There are very few companies in the Waterloo area that offer unlimited vacation. Even fewer companies that also offer catered lunch, beer on tap, unlimited groceries, four different types of coffee machines — whether you’re a one button sort of person or you’re a chemist, your coffee dreams will be realized here :). We organize social events so that we get to know each other better, we have a gym in-house so that your mind and body stay in harmony, and we throw awesome parties.
We can have all of this because the culture values responsibility and commitment at every level; because each of us is committed to each other and to winning big, we put our personal priorities and the business’ at equal footing so that we can achieve big things together.
Surprisingly, my favourite perk isn’t unlimited time off. I actually don’t take more than two or three days off every month or so. My perk of choice is working remotely, and having the flexibility and ownership of my time. For example, working remotely allows me to satisfy my personal goals of traveling while replenishing my creativity so that I can be good at what I do. Another great example of flexible time involves my morning routine, which includes watching the news — Peter Mansbridge and I have a date most mornings, and I like reading while having a cup of coffee. This is my recipe to a great day. Then I check emails from home, catch up on slack, etc, but realistically I’m not in the office until 10 or 10:30am.
A Great Place To Work

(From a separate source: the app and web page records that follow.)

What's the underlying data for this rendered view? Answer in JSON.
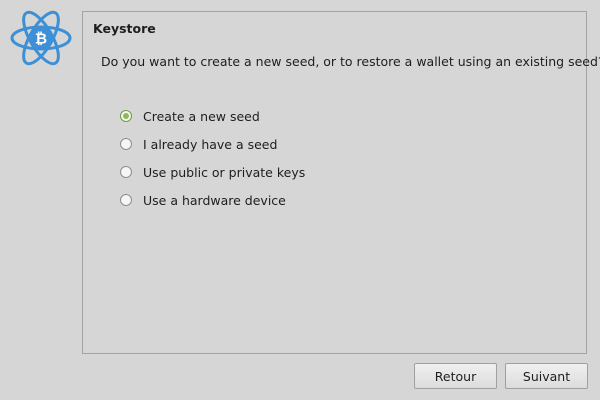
{
  "logo": {
    "icon": "electrum-bitcoin-atom-icon",
    "color": "#3d8fd6"
  },
  "panel": {
    "title": "Keystore",
    "question": "Do you want to create a new seed, or to restore a wallet using an existing seed?"
  },
  "options": [
    {
      "label": "Create a new seed",
      "checked": true
    },
    {
      "label": "I already have a seed",
      "checked": false
    },
    {
      "label": "Use public or private keys",
      "checked": false
    },
    {
      "label": "Use a hardware device",
      "checked": false
    }
  ],
  "buttons": {
    "back_label": "Retour",
    "next_label": "Suivant"
  },
  "colors": {
    "background": "#d6d6d6",
    "accent_radio": "#8db85a",
    "logo_blue": "#3d8fd6"
  }
}
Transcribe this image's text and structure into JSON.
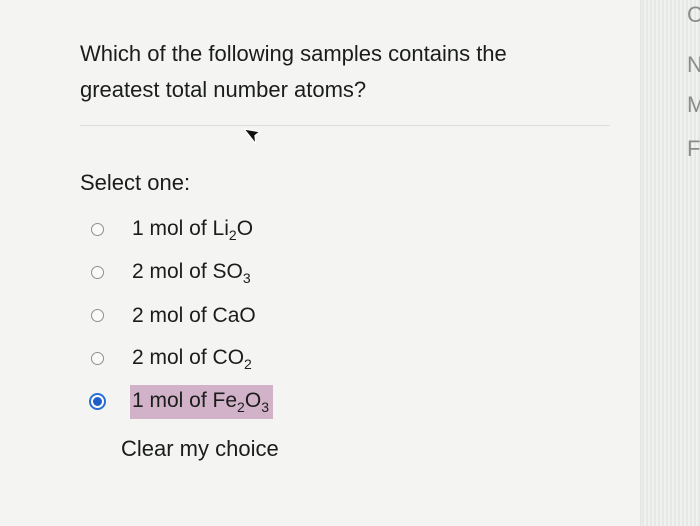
{
  "question": {
    "line1": "Which of the following samples contains the",
    "line2": "greatest total number atoms?"
  },
  "select_label": "Select one:",
  "options": [
    {
      "prefix": "1 mol of Li",
      "sub1": "2",
      "mid": "O",
      "sub2": "",
      "selected": false
    },
    {
      "prefix": "2 mol of SO",
      "sub1": "3",
      "mid": "",
      "sub2": "",
      "selected": false
    },
    {
      "prefix": "2 mol of CaO",
      "sub1": "",
      "mid": "",
      "sub2": "",
      "selected": false
    },
    {
      "prefix": "2 mol of CO",
      "sub1": "2",
      "mid": "",
      "sub2": "",
      "selected": false
    },
    {
      "prefix": "1 mol of Fe",
      "sub1": "2",
      "mid": "O",
      "sub2": "3",
      "selected": true
    }
  ],
  "clear_label": "Clear my choice",
  "right_edge_glyphs": [
    "C",
    "N",
    "M",
    "F"
  ],
  "colors": {
    "selected_highlight": "#d2b2c9",
    "radio_accent": "#1f5fc9"
  }
}
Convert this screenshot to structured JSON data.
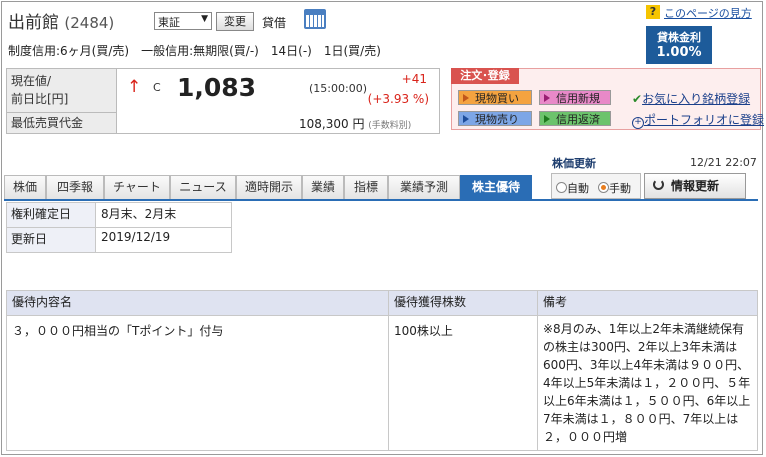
{
  "header": {
    "company_name": "出前館",
    "code": "(2484)",
    "market_select": "東証",
    "change_button": "変更",
    "taishaku": "貸借",
    "help_icon": "?",
    "help_link": "このページの見方",
    "rate_label": "貸株金利",
    "rate_value": "1.00%"
  },
  "margin_info": "制度信用:6ヶ月(買/売)　一般信用:無期限(買/-)　14日(-)　1日(買/売)",
  "price": {
    "label_current": "現在値/",
    "label_change": "前日比[円]",
    "arrow": "↑",
    "flag": "C",
    "value": "1,083",
    "time": "(15:00:00)",
    "change": "+41",
    "change_pct": "(+3.93 %)",
    "label_min": "最低売買代金",
    "min_value": "108,300",
    "min_unit": "円",
    "min_note": "(手数料別)"
  },
  "order": {
    "heading": "注文･登録",
    "buy": "現物買い",
    "sell": "現物売り",
    "margin_new": "信用新規",
    "margin_close": "信用返済",
    "favorite": "お気に入り銘柄登録",
    "portfolio": "ポートフォリオに登録"
  },
  "update": {
    "title": "株価更新",
    "time": "12/21 22:07",
    "auto": "自動",
    "manual": "手動",
    "refresh": "情報更新"
  },
  "tabs": [
    "株価",
    "四季報",
    "チャート",
    "ニュース",
    "適時開示",
    "業績",
    "指標",
    "業績予測",
    "株主優待"
  ],
  "record": {
    "rows": [
      {
        "label": "権利確定日",
        "value": "8月末、2月末"
      },
      {
        "label": "更新日",
        "value": "2019/12/19"
      }
    ]
  },
  "benefit": {
    "headers": [
      "優待内容名",
      "優待獲得株数",
      "備考"
    ],
    "rows": [
      {
        "name": "３，０００円相当の「Tポイント」付与",
        "shares": "100株以上",
        "note": "※8月のみ、1年以上2年未満継続保有の株主は300円、2年以上3年未満は600円、3年以上4年未満は９００円、4年以上5年未満は１，２００円、５年以上6年未満は１，５００円、6年以上7年未満は１，８００円、7年以上は２，０００円増"
      }
    ]
  },
  "colors": {
    "accent": "#2a6db5",
    "price_up": "#d9231a",
    "rate_bg": "#1d5b9a",
    "order_bg": "#fdeeee",
    "buy": "#f4a340",
    "sell": "#7da6e6",
    "margin_new": "#e889c8",
    "margin_close": "#6cc36c"
  }
}
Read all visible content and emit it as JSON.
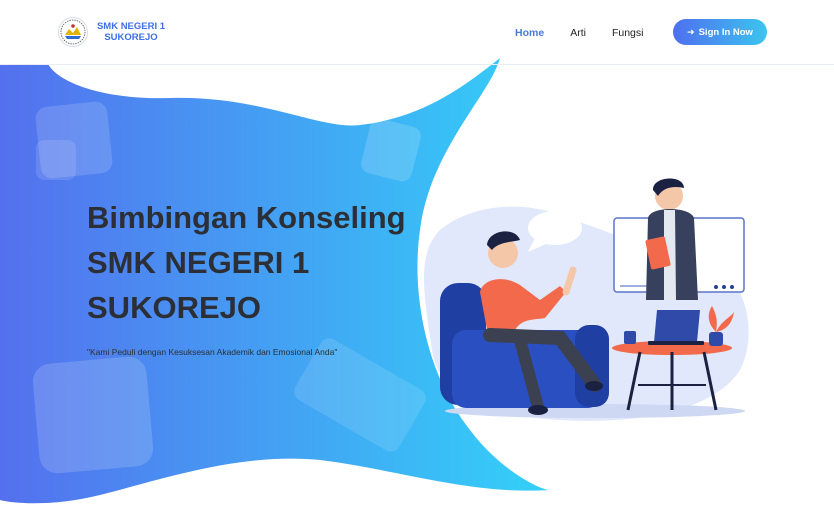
{
  "brand": {
    "line1": "SMK NEGERI 1",
    "line2": "SUKOREJO",
    "logo_icon": "school-emblem-icon"
  },
  "nav": {
    "items": [
      {
        "label": "Home",
        "active": true
      },
      {
        "label": "Arti",
        "active": false
      },
      {
        "label": "Fungsi",
        "active": false
      }
    ],
    "signin_label": "Sign In Now",
    "signin_icon": "sign-in-icon"
  },
  "hero": {
    "title_lines": [
      "Bimbingan Konseling",
      "SMK NEGERI 1",
      "SUKOREJO"
    ],
    "subtitle": "\"Kami Peduli dengan Kesuksesan Akademik dan Emosional Anda\""
  },
  "colors": {
    "gradient_start": "#5470ee",
    "gradient_end": "#33d1f8",
    "active_link": "#4a7ad8",
    "text_dark": "#2c2f36"
  }
}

We take the whole work hard, play hard seriously. We throw big Christmas parties, and other socials such as Oktoberfest to prove it. The compensation package is generous: every employee owns a piece of the company so that you may benefit from your effort and the company’s success.
At TextNow we’re working towards something special and we like staying “hungry”. I would recommend TextNow to anyone who is well-rounded, loves their craft, is passionate, and is hungry for a new challenge. Your career surely has brought you a lot of experience, but you may not have reached your full potential yet.